═════ Material supplied

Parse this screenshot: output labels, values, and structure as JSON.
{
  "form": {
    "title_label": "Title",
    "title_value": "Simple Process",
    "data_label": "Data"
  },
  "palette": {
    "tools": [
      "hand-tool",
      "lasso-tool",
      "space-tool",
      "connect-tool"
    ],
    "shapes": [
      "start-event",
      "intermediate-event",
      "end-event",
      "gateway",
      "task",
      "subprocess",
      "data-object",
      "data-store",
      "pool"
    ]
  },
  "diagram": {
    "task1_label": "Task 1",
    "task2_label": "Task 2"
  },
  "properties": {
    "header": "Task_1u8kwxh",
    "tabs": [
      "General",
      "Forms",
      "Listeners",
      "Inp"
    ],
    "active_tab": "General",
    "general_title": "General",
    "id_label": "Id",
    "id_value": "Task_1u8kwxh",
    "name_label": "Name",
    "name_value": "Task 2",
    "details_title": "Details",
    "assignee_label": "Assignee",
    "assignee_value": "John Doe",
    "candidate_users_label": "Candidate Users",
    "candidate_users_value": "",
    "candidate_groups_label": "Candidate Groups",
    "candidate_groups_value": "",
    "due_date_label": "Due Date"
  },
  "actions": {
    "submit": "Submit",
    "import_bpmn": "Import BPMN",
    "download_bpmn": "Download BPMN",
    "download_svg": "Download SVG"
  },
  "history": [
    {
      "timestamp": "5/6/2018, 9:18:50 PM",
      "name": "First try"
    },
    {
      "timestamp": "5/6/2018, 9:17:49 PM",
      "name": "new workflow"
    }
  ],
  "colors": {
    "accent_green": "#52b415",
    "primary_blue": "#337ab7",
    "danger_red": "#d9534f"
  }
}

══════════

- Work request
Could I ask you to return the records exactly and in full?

- Solution for this exercise
Parse this screenshot: output labels, values, and structure as JSON.
{
  "form": {
    "title_label": "Title",
    "title_value": "Simple Process",
    "data_label": "Data"
  },
  "palette": {
    "tools": [
      "hand-tool",
      "lasso-tool",
      "space-tool",
      "connect-tool"
    ],
    "shapes": [
      "start-event",
      "intermediate-event",
      "end-event",
      "gateway",
      "task",
      "subprocess",
      "data-object",
      "data-store",
      "pool"
    ]
  },
  "diagram": {
    "task1_label": "Task 1",
    "task2_label": "Task 2"
  },
  "properties": {
    "header": "Task_1u8kwxh",
    "tabs": [
      "General",
      "Forms",
      "Listeners",
      "Inp"
    ],
    "active_tab": "General",
    "general_title": "General",
    "id_label": "Id",
    "id_value": "Task_1u8kwxh",
    "name_label": "Name",
    "name_value": "Task 2",
    "details_title": "Details",
    "assignee_label": "Assignee",
    "assignee_value": "John Doe",
    "candidate_users_label": "Candidate Users",
    "candidate_users_value": "",
    "candidate_groups_label": "Candidate Groups",
    "candidate_groups_value": "",
    "due_date_label": "Due Date"
  },
  "actions": {
    "submit": "Submit",
    "import_bpmn": "Import BPMN",
    "download_bpmn": "Download BPMN",
    "download_svg": "Download SVG"
  },
  "history": [
    {
      "timestamp": "5/6/2018, 9:18:50 PM",
      "name": "First try"
    },
    {
      "timestamp": "5/6/2018, 9:17:49 PM",
      "name": "new workflow"
    }
  ],
  "colors": {
    "accent_green": "#52b415",
    "primary_blue": "#337ab7",
    "danger_red": "#d9534f"
  }
}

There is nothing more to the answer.